[Stored items]
....

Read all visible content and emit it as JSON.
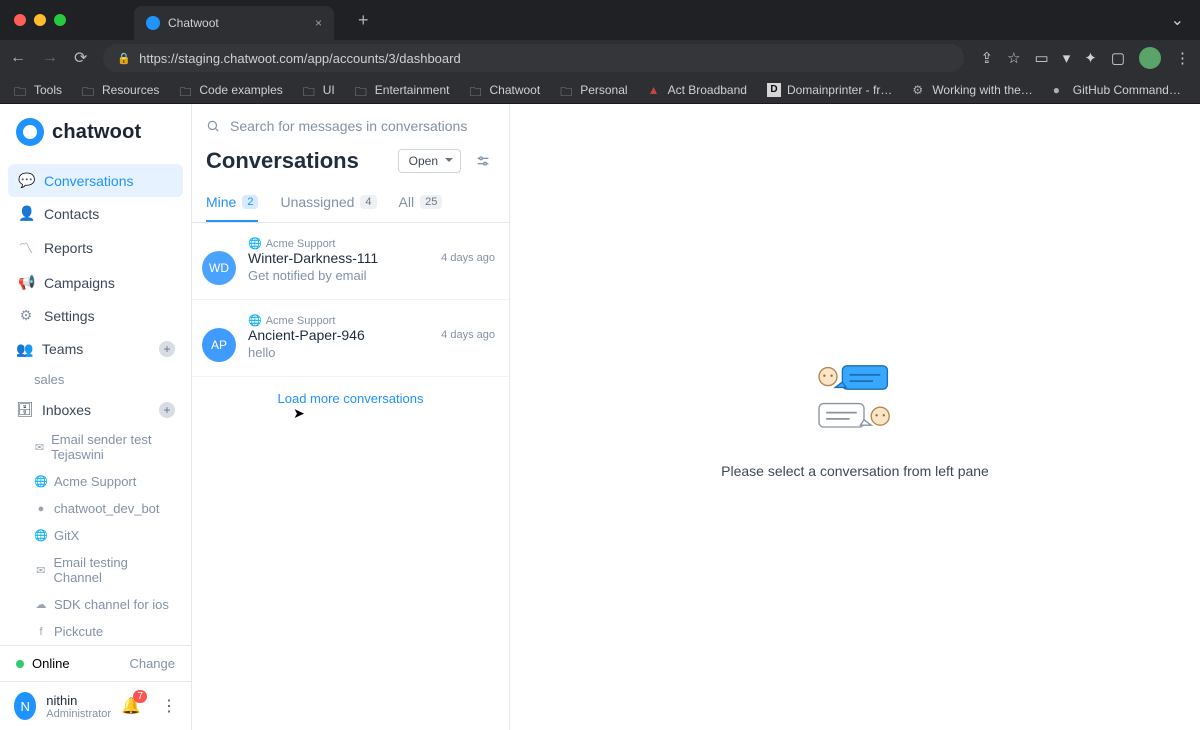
{
  "browser": {
    "tab_title": "Chatwoot",
    "url": "https://staging.chatwoot.com/app/accounts/3/dashboard",
    "bookmarks": [
      "Tools",
      "Resources",
      "Code examples",
      "UI",
      "Entertainment",
      "Chatwoot",
      "Personal",
      "Act Broadband",
      "Domainprinter - fr…",
      "Working with the…",
      "GitHub Command…"
    ]
  },
  "app": {
    "logo_text": "chatwoot",
    "nav": {
      "conversations": "Conversations",
      "contacts": "Contacts",
      "reports": "Reports",
      "campaigns": "Campaigns",
      "settings": "Settings"
    },
    "teams": {
      "label": "Teams",
      "items": [
        "sales"
      ]
    },
    "inboxes": {
      "label": "Inboxes",
      "items": [
        {
          "icon": "mail",
          "label": "Email sender test Tejaswini"
        },
        {
          "icon": "globe",
          "label": "Acme Support"
        },
        {
          "icon": "dot",
          "label": "chatwoot_dev_bot"
        },
        {
          "icon": "globe",
          "label": "GitX"
        },
        {
          "icon": "mail",
          "label": "Email testing Channel"
        },
        {
          "icon": "cloud",
          "label": "SDK channel for ios"
        },
        {
          "icon": "fb",
          "label": "Pickcute"
        }
      ]
    },
    "status": {
      "label": "Online",
      "change": "Change"
    },
    "user": {
      "initial": "N",
      "name": "nithin",
      "role": "Administrator",
      "notif_count": "7"
    }
  },
  "center": {
    "search_placeholder": "Search for messages in conversations",
    "heading": "Conversations",
    "filter_dropdown": "Open",
    "tabs": {
      "mine": {
        "label": "Mine",
        "count": "2"
      },
      "unassigned": {
        "label": "Unassigned",
        "count": "4"
      },
      "all": {
        "label": "All",
        "count": "25"
      }
    },
    "conversations": [
      {
        "avatar": "WD",
        "avatar_color": "#4aa3ff",
        "inbox": "Acme Support",
        "name": "Winter-Darkness-111",
        "time": "4 days ago",
        "preview": "Get notified by email"
      },
      {
        "avatar": "AP",
        "avatar_color": "#3f9bff",
        "inbox": "Acme Support",
        "name": "Ancient-Paper-946",
        "time": "4 days ago",
        "preview": "hello"
      }
    ],
    "load_more": "Load more conversations"
  },
  "right": {
    "empty_text": "Please select a conversation from left pane"
  }
}
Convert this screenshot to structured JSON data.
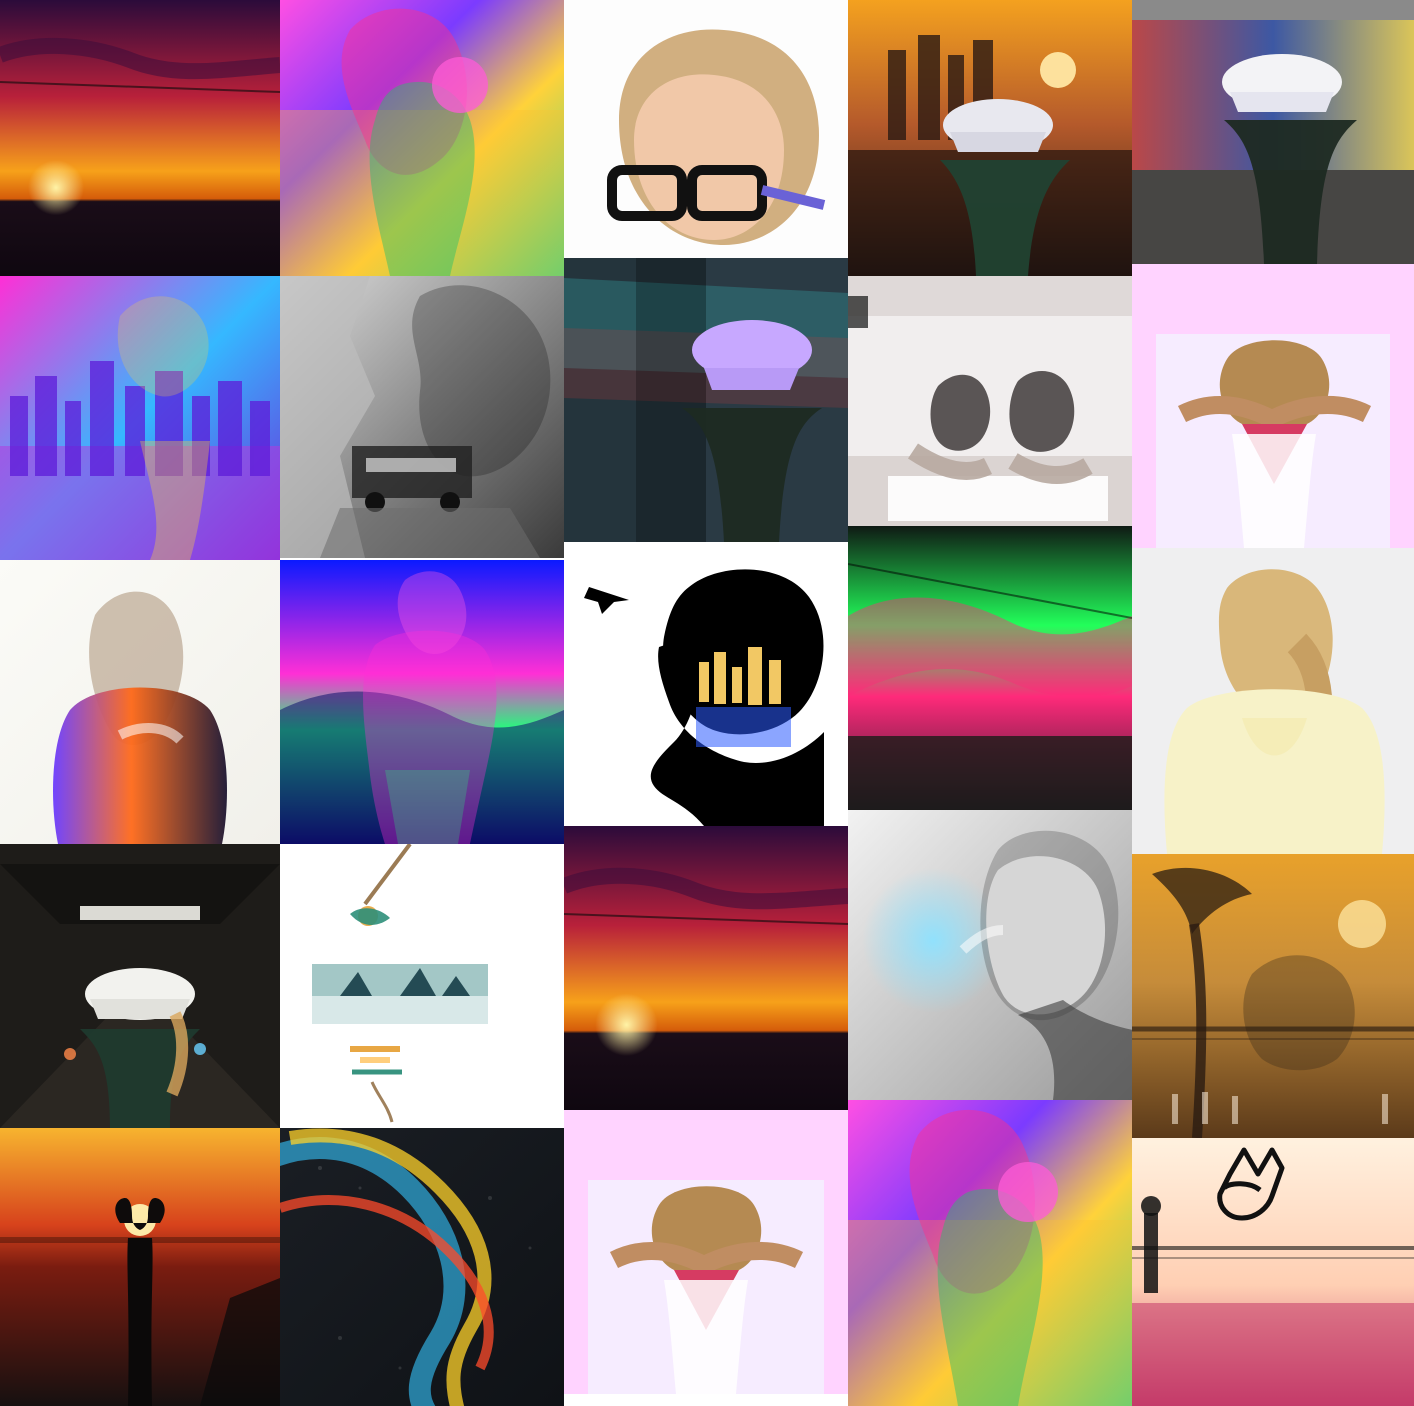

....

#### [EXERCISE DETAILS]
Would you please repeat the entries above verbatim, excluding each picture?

#### [RESULT BELOW]
Read all visible content and emit it as JSON.
{
  "browser": {
    "tab_title": "Chatwoot",
    "url": "https://staging.chatwoot.com/app/accounts/3/dashboard",
    "bookmarks": [
      "Tools",
      "Resources",
      "Code examples",
      "UI",
      "Entertainment",
      "Chatwoot",
      "Personal",
      "Act Broadband",
      "Domainprinter - fr…",
      "Working with the…",
      "GitHub Command…"
    ]
  },
  "app": {
    "logo_text": "chatwoot",
    "nav": {
      "conversations": "Conversations",
      "contacts": "Contacts",
      "reports": "Reports",
      "campaigns": "Campaigns",
      "settings": "Settings"
    },
    "teams": {
      "label": "Teams",
      "items": [
        "sales"
      ]
    },
    "inboxes": {
      "label": "Inboxes",
      "items": [
        {
          "icon": "mail",
          "label": "Email sender test Tejaswini"
        },
        {
          "icon": "globe",
          "label": "Acme Support"
        },
        {
          "icon": "dot",
          "label": "chatwoot_dev_bot"
        },
        {
          "icon": "globe",
          "label": "GitX"
        },
        {
          "icon": "mail",
          "label": "Email testing Channel"
        },
        {
          "icon": "cloud",
          "label": "SDK channel for ios"
        },
        {
          "icon": "fb",
          "label": "Pickcute"
        }
      ]
    },
    "status": {
      "label": "Online",
      "change": "Change"
    },
    "user": {
      "initial": "N",
      "name": "nithin",
      "role": "Administrator",
      "notif_count": "7"
    }
  },
  "center": {
    "search_placeholder": "Search for messages in conversations",
    "heading": "Conversations",
    "filter_dropdown": "Open",
    "tabs": {
      "mine": {
        "label": "Mine",
        "count": "2"
      },
      "unassigned": {
        "label": "Unassigned",
        "count": "4"
      },
      "all": {
        "label": "All",
        "count": "25"
      }
    },
    "conversations": [
      {
        "avatar": "WD",
        "avatar_color": "#4aa3ff",
        "inbox": "Acme Support",
        "name": "Winter-Darkness-111",
        "time": "4 days ago",
        "preview": "Get notified by email"
      },
      {
        "avatar": "AP",
        "avatar_color": "#3f9bff",
        "inbox": "Acme Support",
        "name": "Ancient-Paper-946",
        "time": "4 days ago",
        "preview": "hello"
      }
    ],
    "load_more": "Load more conversations"
  },
  "right": {
    "empty_text": "Please select a conversation from left pane"
  }
}
Convert this screenshot to structured JSON data.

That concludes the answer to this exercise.